So the contempt for the American people has been made more vivid by the two Bushes than all of the presidents before them. Although many of them had the same contempt. But they were more clever about concealing it.

LAW: Should the U.S. just pack up its military from everywhere and go home?

Vidal: Yes. With no exceptions. We are not the world's policeman. And we cannot even police the United States, except to steal money from the people and generally wreak havoc. The police are perceived quite often, and correctly, in most parts of the country as the enemy. I think it is time we roll back the empire -- it is doing no one any good. It has cost us trillions of dollars, which makes me feel it's going to fold on its own because there isn't going to be enough money left to run it.

LAW: You call yourself one of the last defenders of the American Republic against the American Empire. Do you have any allies left? I mean, we really don't have a credible opposition in this country, do we?

Vidal: I sometimes feel like I am the last defender of the republic. There are plenty of legal minds who defend the Bill of Rights, but they don't seem very vigorous. I mean, after 9/11 there was silence as one after another of these draconian, really totalitarian laws were put in place.

LAW: So what's the way out of this? Back in the '80s you used to call for a new sort of populist constitutional convention. Do you still believe that's the fix?

Vidal: Well, it's the least bloody. Because there will be trouble, and big trouble. The loons got together to get a balanced-budget amendment, and they got a majority of states to agree to a constitutional convention. Senator Sam Ervin, now dead, researched what would happen in such a convention, and apparently everything would be up for grabs. Once we the people are assembled, as the Constitution requires, we can do anything, we can throw out the whole executive, the judiciary, the Congress. We can put in a Tibetan lama. Or turn the country into one big Scientological clearing center.

And the liberals, of course, are the slowest and the stupidest, because they do not understand their interests. The right wing are the bad guys, but they know what they want -- everybody else's money. And they know they don't like blacks and they don't like minorities. And they like to screw everyone along the way.

But once you know what you want, you are in a stronger position than those who can only say, "Oh no, you mustn't do that." That we must have free speech. Free speech for what? To agree with The New York Times?

The liberals always say, "Oh my, if there is a constitutional convention, they will take away the Bill of Rights." But they have already done it! It is gone. Hardly any of it is left. So if they, the famous "they," would prove to be a majority of the American people and did not want a Bill of Rights, then I say, let's just get it over with. Let's just throw it out the window. If you don't want it, you won't have it.

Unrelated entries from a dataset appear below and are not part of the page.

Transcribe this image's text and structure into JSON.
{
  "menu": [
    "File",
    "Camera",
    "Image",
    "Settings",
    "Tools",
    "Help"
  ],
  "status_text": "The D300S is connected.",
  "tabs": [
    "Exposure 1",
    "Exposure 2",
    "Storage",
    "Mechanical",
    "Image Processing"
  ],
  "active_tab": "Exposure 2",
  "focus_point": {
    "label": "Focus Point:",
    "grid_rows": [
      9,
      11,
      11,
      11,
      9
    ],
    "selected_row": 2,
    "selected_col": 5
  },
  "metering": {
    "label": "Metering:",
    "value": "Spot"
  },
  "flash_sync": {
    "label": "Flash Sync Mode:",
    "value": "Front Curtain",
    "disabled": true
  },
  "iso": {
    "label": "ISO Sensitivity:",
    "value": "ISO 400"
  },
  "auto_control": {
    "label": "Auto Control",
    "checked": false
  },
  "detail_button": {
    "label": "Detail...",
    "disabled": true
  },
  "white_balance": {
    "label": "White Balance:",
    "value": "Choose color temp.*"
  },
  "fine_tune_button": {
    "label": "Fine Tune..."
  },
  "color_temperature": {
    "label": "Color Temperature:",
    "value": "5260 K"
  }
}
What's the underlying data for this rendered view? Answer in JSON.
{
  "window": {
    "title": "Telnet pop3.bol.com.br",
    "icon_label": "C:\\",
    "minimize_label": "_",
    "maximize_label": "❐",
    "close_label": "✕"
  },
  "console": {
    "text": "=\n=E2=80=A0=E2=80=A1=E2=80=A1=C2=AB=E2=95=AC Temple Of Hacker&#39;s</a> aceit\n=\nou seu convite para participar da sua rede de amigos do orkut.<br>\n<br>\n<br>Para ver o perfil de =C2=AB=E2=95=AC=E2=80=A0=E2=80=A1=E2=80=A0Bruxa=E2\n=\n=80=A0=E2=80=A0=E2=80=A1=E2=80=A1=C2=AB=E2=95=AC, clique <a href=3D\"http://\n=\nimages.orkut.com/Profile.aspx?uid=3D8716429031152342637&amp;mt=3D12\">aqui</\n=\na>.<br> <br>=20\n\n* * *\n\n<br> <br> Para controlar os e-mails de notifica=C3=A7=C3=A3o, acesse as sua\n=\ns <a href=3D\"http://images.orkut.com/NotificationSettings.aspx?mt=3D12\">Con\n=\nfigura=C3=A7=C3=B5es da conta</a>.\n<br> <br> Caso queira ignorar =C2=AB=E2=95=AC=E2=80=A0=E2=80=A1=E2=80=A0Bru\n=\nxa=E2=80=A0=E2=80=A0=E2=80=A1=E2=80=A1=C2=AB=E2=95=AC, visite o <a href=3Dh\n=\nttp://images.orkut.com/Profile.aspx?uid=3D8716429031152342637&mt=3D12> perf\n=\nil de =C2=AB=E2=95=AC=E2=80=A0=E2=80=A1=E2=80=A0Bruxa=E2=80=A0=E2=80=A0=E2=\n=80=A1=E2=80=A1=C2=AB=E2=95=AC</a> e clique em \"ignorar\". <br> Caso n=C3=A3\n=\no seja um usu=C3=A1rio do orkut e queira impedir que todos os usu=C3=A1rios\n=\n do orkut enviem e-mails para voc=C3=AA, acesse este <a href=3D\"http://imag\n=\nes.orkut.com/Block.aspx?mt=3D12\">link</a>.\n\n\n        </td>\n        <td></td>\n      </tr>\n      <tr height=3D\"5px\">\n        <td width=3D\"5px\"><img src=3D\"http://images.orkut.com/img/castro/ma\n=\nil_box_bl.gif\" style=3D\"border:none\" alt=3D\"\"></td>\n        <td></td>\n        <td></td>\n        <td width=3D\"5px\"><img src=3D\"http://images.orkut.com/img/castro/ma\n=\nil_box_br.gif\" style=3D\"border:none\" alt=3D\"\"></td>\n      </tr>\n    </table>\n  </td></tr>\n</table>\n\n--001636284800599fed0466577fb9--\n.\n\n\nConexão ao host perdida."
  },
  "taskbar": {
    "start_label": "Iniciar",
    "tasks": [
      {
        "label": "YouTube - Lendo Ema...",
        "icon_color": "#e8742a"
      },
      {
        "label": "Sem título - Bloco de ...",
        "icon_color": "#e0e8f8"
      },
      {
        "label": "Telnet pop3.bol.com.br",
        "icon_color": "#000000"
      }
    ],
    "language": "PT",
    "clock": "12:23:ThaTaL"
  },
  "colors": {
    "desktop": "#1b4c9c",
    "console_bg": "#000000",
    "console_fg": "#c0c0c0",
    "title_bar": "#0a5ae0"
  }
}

This article is reposted without permission; if someone with a legal stance objects to this; contact me. I would like to obtain permission, but felt the material in question was too timely to await a decision.